* [REQUIREMENT]: Look through the records, and whenever a line includes the word "icon", copy it.

* [INFORMATION]:
◆ ◆ ◆ ◆ ◆ ◆ ◆

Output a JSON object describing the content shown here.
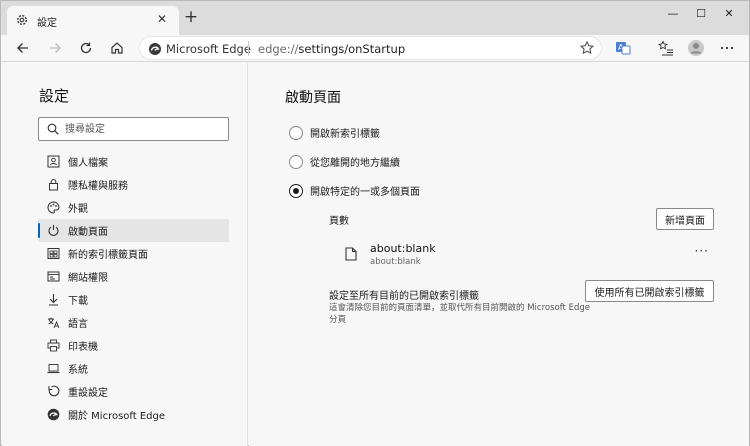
{
  "window": {
    "tab_title": "設定",
    "close_glyph": "✕",
    "new_tab_glyph": "+",
    "minimize_glyph": "—",
    "maximize_glyph": "☐",
    "close_window_glyph": "✕"
  },
  "toolbar": {
    "site_name": "Microsoft Edge",
    "url_prefix": "edge://",
    "url_path": "settings/onStartup"
  },
  "sidebar": {
    "title": "設定",
    "search_placeholder": "搜尋設定",
    "items": [
      {
        "label": "個人檔案",
        "icon": "profile-icon"
      },
      {
        "label": "隱私權與服務",
        "icon": "lock-icon"
      },
      {
        "label": "外觀",
        "icon": "palette-icon"
      },
      {
        "label": "啟動頁面",
        "icon": "power-icon",
        "active": true
      },
      {
        "label": "新的索引標籤頁面",
        "icon": "new-tab-page-icon"
      },
      {
        "label": "網站權限",
        "icon": "site-permissions-icon"
      },
      {
        "label": "下載",
        "icon": "download-icon"
      },
      {
        "label": "語言",
        "icon": "language-icon"
      },
      {
        "label": "印表機",
        "icon": "printer-icon"
      },
      {
        "label": "系統",
        "icon": "laptop-icon"
      },
      {
        "label": "重設設定",
        "icon": "reset-icon"
      },
      {
        "label": "關於 Microsoft Edge",
        "icon": "edge-logo-icon"
      }
    ]
  },
  "main": {
    "title": "啟動頁面",
    "options": [
      {
        "label": "開啟新索引標籤",
        "checked": false
      },
      {
        "label": "從您離開的地方繼續",
        "checked": false
      },
      {
        "label": "開啟特定的一或多個頁面",
        "checked": true
      }
    ],
    "pages_label": "頁數",
    "add_page_button": "新增頁面",
    "page_entry": {
      "title": "about:blank",
      "url": "about:blank",
      "more": "···"
    },
    "set_all_title": "設定至所有目前的已開啟索引標籤",
    "set_all_desc": "這會清除您目前的頁面清單，並取代所有目前開啟的 Microsoft Edge 分頁",
    "use_all_button": "使用所有已開啟索引標籤"
  },
  "colors": {
    "accent": "#0067b8",
    "titlebar": "#dcdcdc",
    "background": "#f7f7f7"
  }
}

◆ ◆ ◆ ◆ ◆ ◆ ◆

* [ANSWER TO THE PROBLEM]:
        "icon": "profile-icon"
        "icon": "lock-icon"
        "icon": "palette-icon"
        "icon": "power-icon",
        "icon": "new-tab-page-icon"
        "icon": "site-permissions-icon"
        "icon": "download-icon"
        "icon": "language-icon"
        "icon": "printer-icon"
        "icon": "laptop-icon"
        "icon": "reset-icon"
        "icon": "edge-logo-icon"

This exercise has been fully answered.